In Boston, Ms. Breen Combes has the personal allure of a 1940s movie star. She ascended to ballerina status with the shining power of her performances in Balanchine prima roles: the stretching ardor of her performance in “Diamonds” is an indelible memory. And Ms. Barrell has danced roles by Balanchine and Ballet Arizona’s ballet master Ib Andersen with an easy radiance and musical finesse that catch the heart; in 2011 she created the heroine of Mr. Andersen’s three-act “Cinderella” There are likely more, too, I’ve yet to discover.

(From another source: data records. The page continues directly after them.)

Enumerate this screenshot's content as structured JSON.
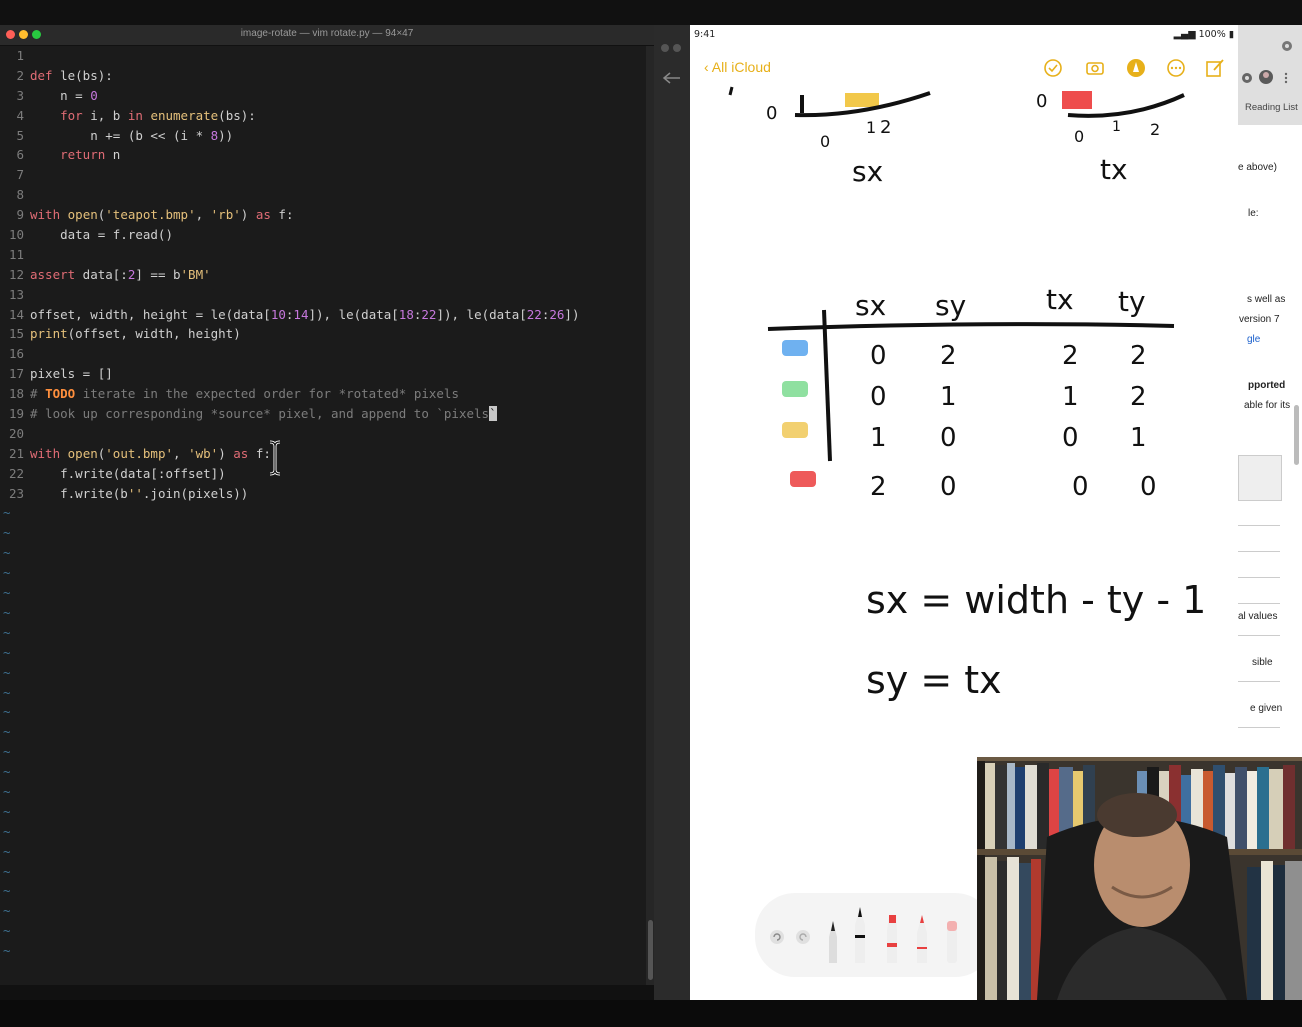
{
  "terminal": {
    "title": "image-rotate — vim rotate.py — 94×47",
    "lines": [
      {
        "n": "1"
      },
      {
        "n": "2"
      },
      {
        "n": "3"
      },
      {
        "n": "4"
      },
      {
        "n": "5"
      },
      {
        "n": "6"
      },
      {
        "n": "7"
      },
      {
        "n": "8"
      },
      {
        "n": "9"
      },
      {
        "n": "10"
      },
      {
        "n": "11"
      },
      {
        "n": "12"
      },
      {
        "n": "13"
      },
      {
        "n": "14"
      },
      {
        "n": "15"
      },
      {
        "n": "16"
      },
      {
        "n": "17"
      },
      {
        "n": "18"
      },
      {
        "n": "19"
      },
      {
        "n": "20"
      },
      {
        "n": "21"
      },
      {
        "n": "22"
      },
      {
        "n": "23"
      }
    ],
    "code": {
      "l2": {
        "kw": "def",
        "rest": " le(bs):"
      },
      "l3": {
        "a": "    n = ",
        "num": "0"
      },
      "l4": {
        "kw1": "    for",
        "a": " i, b ",
        "kw2": "in",
        "sp": " ",
        "fn": "enumerate",
        "b": "(bs):"
      },
      "l5": {
        "a": "        n += (b << (i * ",
        "num": "8",
        "b": "))"
      },
      "l6": {
        "kw": "    return",
        "a": " n"
      },
      "l9": {
        "kw1": "with",
        "sp": " ",
        "fn": "open",
        "a": "(",
        "s1": "'teapot.bmp'",
        "b": ", ",
        "s2": "'rb'",
        "c": ") ",
        "kw2": "as",
        "d": " f:"
      },
      "l10": {
        "a": "    data = f.read()"
      },
      "l12": {
        "kw": "assert",
        "a": " data[:",
        "num": "2",
        "b": "] == b",
        "s": "'BM'"
      },
      "l14": {
        "a": "offset, width, height = le(data[",
        "n1": "10",
        "c1": ":",
        "n2": "14",
        "b": "]), le(data[",
        "n3": "18",
        "c2": ":",
        "n4": "22",
        "c": "]), le(data[",
        "n5": "22",
        "c3": ":",
        "n6": "26",
        "d": "])"
      },
      "l15": {
        "fn": "print",
        "a": "(offset, width, height)"
      },
      "l17": {
        "a": "pixels = []"
      },
      "l18": {
        "h": "# ",
        "todo": "TODO",
        "rest": " iterate in the expected order for *rotated* pixels"
      },
      "l19": {
        "rest": "# look up corresponding *source* pixel, and append to `pixels",
        "cur": "`"
      },
      "l21": {
        "kw1": "with",
        "sp": " ",
        "fn": "open",
        "a": "(",
        "s1": "'out.bmp'",
        "b": ", ",
        "s2": "'wb'",
        "c": ") ",
        "kw2": "as",
        "d": " f:"
      },
      "l22": {
        "a": "    f.write(data[:offset])"
      },
      "l23": {
        "a": "    f.write(b",
        "s": "''",
        "b": ".join(pixels))"
      }
    },
    "tilde": "~"
  },
  "ipad": {
    "time": "9:41",
    "battery": "100%",
    "back_label": "All iCloud",
    "notes": {
      "top_left_label": "sx",
      "top_right_label": "tx",
      "top_left_axis": [
        "0",
        "1",
        "2"
      ],
      "top_right_axis": [
        "0",
        "1",
        "2"
      ],
      "table_headers": [
        "sx",
        "sy",
        "tx",
        "ty"
      ],
      "table_rows": [
        {
          "color": "#6fb1f0",
          "sx": "0",
          "sy": "2",
          "tx": "2",
          "ty": "2"
        },
        {
          "color": "#8fe0a0",
          "sx": "0",
          "sy": "1",
          "tx": "1",
          "ty": "2"
        },
        {
          "color": "#f2d070",
          "sx": "1",
          "sy": "0",
          "tx": "0",
          "ty": "1"
        },
        {
          "color": "#ee5a5a",
          "sx": "2",
          "sy": "0",
          "tx": "0",
          "ty": "0"
        }
      ],
      "formula1": "sx = width - ty - 1",
      "formula2": "sy = tx"
    }
  },
  "browser": {
    "reading_list": "Reading List",
    "snippets": [
      "e above)",
      "le:",
      "s well as",
      "version 7",
      "gle",
      "pported",
      "able for its",
      "al values",
      "sible",
      "e given"
    ]
  },
  "colors": {
    "accent": "#e7b01a",
    "terminal_bg": "#1b1b1b",
    "keyword": "#e06c75",
    "string": "#e5c07b",
    "number": "#c678dd"
  }
}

The presence of such marvels outside New York lights up the American ballet landscape — but how much? These women are admirably equipped to illumine many of the leading roles of the 19th and 20th centuries, but will they or their New York peers change the history of the art? New roles have been made for them, but will these creations prove lasting contributions to the image of woman in ballet or just passing fancies?
I can only say that their dancing already matters greatly and is full of yet greater potential. Set these 11 women against their European counterparts, and you find an energy, an open audacity, a rhythmic complexity, and an assertiveness that helps to define them as excitingly American.
And the lesson of history is that ballerinadom has been continually redefined. This year one of the most celebrated of all American ballerinas, Maria Tallchief, died; her prime was from the late 1940s to the early 1960s. The news of her death made my mind fly to film clips in which her dancing still blazes proudly. Yet I also recalled how three Balanchine dancers of her generation, in recent years, had said to me: “Tallchief? Never a ballerina.” To them, Tallchief and those other Balanchine ballerinas like Tanaquil Le Clercq, Diana Adams, Allegra Kent, Suzanne Farrell and Ms. Ashley were admirable, but both too remote and too athletic to be ballerinas.
What this demonstrates is that Balanchine changed the look of women in ballet beyond most people’s imaginings. To many of the Tallchief generation, the new style deviated too far from the true tradition. To most of us who have followed, the Balanchine tradition has been central; 20th-century ballet produced no greater female roles than his. Their vitality and modernity are American. They make claims on life, they are independent beings for whom love is not all. My generation still compares this century’s new women and new choreographers to the models he set.
Both Christopher Wheeldon and Alexei Ratmansky, the art’s foremost choreographers of our century to date, have made striking roles for women — but roles that reject aspects of ballerinadom. Mr. Wheeldon’s women tend to get manipulated by their men. Ms. Murphy has one of her most wonderful parts as the adult heroine of Mr. Ratmansky’s version of “The Nutcracker,” and yet a central part of its appeal is a “can this be me?” girlishness that’s far from the ballerina grandeur we’ve known. History may determine that the best Wheeldon and Ratmansky roles redefine the ballerina as fully as Balanchine did. Who knows? Or the grand-ballerina aspect of ballet may fade, and allow men to dominate as happened in the 18th century.
One way or another, the art of ballet is bound to change. Just now, though, ballet still reaches its highest peaks in the roles made for women in the 19th and 20th century. But there remains life, American life, in the old art yet. And there’s no better sign of the health of American ballet today than the fact that it has produced a generation of 21st-century women, who are claiming this rich fare with talent and hunger.
Adji Cissoko, Gary Ray Rush Photography
Natalia Osipova & Carlos Acosta in Giselle. Photo: Tristram Kenton.
Photograph: Matthew Murphy
Dance Theatre of Harlem
Sara Mearns in Cortège Hongrois.
Photo (C) Paul Kolnik.
Sara Mearns headed to the stage of Koch Theater, dressed in the new tutu for Symphony in C. Photo by Nick Bentgen, Courtesy NYCB